START Recorded data
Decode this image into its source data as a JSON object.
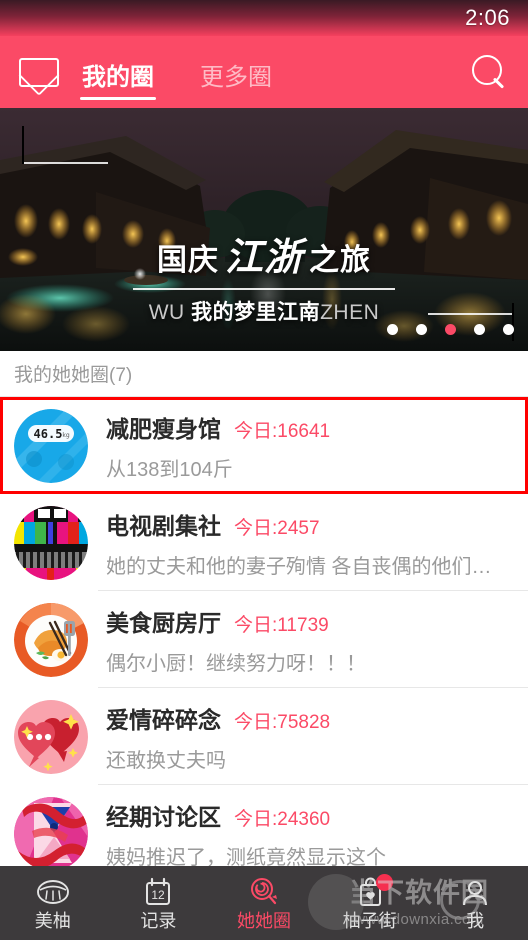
{
  "status_bar": {
    "time": "2:06"
  },
  "app_bar": {
    "mail_icon": "envelope-icon",
    "search_icon": "search-icon",
    "tabs": [
      {
        "label": "我的圈",
        "active": true
      },
      {
        "label": "更多圈",
        "active": false
      }
    ]
  },
  "banner": {
    "title_prefix": "国庆",
    "title_calligraphy": "江浙",
    "title_suffix": "之旅",
    "subtitle_left": "WU",
    "subtitle_center": "我的梦里江南",
    "subtitle_right": "ZHEN",
    "dots_total": 5,
    "dots_active_index": 2,
    "dot_active_color": "#fb4a66"
  },
  "section": {
    "title": "我的她她圈(7)"
  },
  "list": {
    "items": [
      {
        "title": "减肥瘦身馆",
        "count_label": "今日:16641",
        "subtitle": "从138到104斤",
        "icon": "weight-scale-icon",
        "scale_value": "46.5",
        "scale_unit": "kg",
        "selected": true
      },
      {
        "title": "电视剧集社",
        "count_label": "今日:2457",
        "subtitle": "她的丈夫和他的妻子殉情 各自丧偶的他们…",
        "icon": "tv-test-pattern-icon",
        "selected": false
      },
      {
        "title": "美食厨房厅",
        "count_label": "今日:11739",
        "subtitle": "偶尔小厨！继续努力呀！！！",
        "icon": "food-plate-icon",
        "selected": false
      },
      {
        "title": "爱情碎碎念",
        "count_label": "今日:75828",
        "subtitle": "还敢换丈夫吗",
        "icon": "heart-chat-icon",
        "selected": false
      },
      {
        "title": "经期讨论区",
        "count_label": "今日:24360",
        "subtitle": "姨妈推迟了，测纸竟然显示这个",
        "icon": "hourglass-icon",
        "selected": false
      }
    ]
  },
  "bottom_nav": {
    "items": [
      {
        "label": "美柚",
        "icon": "pomelo-slice-icon",
        "active": false,
        "badge": false
      },
      {
        "label": "记录",
        "icon": "calendar-icon",
        "active": false,
        "badge": false,
        "calendar_day": "12"
      },
      {
        "label": "她她圈",
        "icon": "lollipop-icon",
        "active": true,
        "badge": false
      },
      {
        "label": "柚子街",
        "icon": "shopping-bag-icon",
        "active": false,
        "badge": true
      },
      {
        "label": "我",
        "icon": "person-icon",
        "active": false,
        "badge": false
      }
    ],
    "active_color": "#fb4a66"
  },
  "watermark": {
    "text": "当下软件园",
    "url": "www.downxia.com"
  }
}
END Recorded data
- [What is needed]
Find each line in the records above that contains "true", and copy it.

- [Reply to the exercise]
        "active": true
        "selected": true
        "active": true,
        "badge": true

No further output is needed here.